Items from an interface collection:
═══
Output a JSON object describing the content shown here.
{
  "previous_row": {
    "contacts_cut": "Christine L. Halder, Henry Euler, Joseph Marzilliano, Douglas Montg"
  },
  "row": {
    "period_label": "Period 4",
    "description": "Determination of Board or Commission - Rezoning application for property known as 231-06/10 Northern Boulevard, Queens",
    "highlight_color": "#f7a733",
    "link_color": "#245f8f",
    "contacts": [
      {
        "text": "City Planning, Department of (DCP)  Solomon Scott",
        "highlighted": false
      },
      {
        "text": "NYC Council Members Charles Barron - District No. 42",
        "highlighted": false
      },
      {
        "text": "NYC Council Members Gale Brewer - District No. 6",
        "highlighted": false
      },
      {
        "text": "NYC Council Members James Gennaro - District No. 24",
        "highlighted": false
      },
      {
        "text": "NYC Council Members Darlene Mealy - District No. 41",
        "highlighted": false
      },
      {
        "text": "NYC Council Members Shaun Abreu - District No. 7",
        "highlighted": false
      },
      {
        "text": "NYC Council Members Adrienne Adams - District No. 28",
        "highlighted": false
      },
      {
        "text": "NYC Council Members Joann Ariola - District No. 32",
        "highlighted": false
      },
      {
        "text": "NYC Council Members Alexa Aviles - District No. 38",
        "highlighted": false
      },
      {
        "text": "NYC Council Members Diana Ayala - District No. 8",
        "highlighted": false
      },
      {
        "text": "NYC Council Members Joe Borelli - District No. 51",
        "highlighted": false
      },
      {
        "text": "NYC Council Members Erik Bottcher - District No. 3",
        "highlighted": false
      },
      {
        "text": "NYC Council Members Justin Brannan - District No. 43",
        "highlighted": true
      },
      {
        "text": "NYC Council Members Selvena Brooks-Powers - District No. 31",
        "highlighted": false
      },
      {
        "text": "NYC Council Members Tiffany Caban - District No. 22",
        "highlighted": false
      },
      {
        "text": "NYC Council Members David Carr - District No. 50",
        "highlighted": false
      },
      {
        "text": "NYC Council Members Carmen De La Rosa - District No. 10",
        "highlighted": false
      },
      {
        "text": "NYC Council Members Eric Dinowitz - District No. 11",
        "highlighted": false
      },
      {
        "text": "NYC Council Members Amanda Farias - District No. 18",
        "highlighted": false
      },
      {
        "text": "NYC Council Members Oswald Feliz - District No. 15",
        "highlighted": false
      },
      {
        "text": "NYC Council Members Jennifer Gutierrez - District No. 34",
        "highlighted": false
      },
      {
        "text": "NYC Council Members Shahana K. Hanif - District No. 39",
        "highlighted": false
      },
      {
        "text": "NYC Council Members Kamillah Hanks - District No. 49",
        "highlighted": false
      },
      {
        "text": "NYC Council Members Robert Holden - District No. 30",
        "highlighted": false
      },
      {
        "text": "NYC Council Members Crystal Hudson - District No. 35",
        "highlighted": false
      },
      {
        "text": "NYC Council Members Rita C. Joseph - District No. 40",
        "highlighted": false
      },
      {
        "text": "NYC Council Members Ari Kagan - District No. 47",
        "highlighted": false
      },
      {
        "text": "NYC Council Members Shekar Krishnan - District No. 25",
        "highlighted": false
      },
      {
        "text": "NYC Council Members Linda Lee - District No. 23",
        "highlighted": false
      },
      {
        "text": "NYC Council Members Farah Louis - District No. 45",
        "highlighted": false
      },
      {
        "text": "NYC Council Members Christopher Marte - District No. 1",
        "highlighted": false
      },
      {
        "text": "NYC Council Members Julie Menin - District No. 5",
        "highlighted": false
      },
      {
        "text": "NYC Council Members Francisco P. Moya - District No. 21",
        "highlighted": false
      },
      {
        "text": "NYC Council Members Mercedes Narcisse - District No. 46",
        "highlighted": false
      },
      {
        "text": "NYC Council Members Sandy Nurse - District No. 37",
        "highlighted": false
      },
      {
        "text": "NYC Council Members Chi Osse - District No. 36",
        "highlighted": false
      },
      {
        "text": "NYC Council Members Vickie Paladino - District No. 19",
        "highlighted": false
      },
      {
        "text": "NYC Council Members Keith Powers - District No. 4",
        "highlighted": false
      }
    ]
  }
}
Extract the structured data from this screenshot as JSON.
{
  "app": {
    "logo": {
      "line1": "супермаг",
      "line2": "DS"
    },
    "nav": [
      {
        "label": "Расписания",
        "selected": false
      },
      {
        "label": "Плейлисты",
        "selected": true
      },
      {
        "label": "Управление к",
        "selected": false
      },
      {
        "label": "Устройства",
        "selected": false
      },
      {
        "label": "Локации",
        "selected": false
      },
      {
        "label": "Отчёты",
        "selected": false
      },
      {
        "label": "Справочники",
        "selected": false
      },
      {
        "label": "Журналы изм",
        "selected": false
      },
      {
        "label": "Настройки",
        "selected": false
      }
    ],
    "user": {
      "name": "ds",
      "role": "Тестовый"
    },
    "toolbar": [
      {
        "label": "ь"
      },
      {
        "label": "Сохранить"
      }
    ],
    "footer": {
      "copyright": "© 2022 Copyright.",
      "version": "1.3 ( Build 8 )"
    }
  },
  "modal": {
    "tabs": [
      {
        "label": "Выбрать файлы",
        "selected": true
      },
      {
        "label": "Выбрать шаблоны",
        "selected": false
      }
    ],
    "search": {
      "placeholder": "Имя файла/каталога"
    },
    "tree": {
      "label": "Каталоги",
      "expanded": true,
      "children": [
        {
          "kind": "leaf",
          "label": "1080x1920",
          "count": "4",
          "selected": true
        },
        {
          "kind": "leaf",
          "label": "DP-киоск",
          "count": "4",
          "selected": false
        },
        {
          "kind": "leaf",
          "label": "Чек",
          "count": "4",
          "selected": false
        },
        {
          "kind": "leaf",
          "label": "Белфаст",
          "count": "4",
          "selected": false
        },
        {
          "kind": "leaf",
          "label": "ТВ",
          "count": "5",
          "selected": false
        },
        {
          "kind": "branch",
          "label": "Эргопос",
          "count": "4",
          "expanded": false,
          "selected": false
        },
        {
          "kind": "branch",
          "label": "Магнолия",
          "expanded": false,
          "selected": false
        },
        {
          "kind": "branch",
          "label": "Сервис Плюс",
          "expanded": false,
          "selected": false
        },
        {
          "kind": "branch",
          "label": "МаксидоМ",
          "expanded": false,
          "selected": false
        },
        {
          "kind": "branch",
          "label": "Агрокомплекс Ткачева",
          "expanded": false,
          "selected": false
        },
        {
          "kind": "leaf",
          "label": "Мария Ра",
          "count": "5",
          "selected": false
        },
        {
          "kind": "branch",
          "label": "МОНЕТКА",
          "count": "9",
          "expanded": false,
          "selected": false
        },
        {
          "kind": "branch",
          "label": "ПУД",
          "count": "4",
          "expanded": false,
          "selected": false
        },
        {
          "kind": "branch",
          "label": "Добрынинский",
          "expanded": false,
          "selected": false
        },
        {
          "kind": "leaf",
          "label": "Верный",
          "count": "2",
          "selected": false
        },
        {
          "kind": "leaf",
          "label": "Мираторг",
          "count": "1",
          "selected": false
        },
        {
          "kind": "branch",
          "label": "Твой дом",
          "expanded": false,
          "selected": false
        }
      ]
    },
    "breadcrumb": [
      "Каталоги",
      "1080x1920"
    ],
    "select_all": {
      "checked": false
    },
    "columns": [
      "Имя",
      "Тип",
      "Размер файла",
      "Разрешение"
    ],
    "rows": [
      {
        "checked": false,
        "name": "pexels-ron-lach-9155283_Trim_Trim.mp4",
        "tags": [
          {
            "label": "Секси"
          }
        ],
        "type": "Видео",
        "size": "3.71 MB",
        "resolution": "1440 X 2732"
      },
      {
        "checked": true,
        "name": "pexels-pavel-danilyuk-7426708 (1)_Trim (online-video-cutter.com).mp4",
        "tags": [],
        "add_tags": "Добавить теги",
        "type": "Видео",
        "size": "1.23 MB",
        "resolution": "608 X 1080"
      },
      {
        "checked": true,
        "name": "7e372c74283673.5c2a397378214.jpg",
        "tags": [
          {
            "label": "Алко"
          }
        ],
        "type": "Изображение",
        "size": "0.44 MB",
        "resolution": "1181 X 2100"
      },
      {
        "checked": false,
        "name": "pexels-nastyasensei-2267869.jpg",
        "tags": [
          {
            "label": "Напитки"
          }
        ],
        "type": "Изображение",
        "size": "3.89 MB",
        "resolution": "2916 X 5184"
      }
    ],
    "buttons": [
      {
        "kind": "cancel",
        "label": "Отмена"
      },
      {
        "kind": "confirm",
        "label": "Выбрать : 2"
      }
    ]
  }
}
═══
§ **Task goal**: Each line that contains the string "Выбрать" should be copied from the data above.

§ **Reply**:
        "label": "Выбрать файлы",
        "label": "Выбрать шаблоны",
        "label": "Выбрать : 2"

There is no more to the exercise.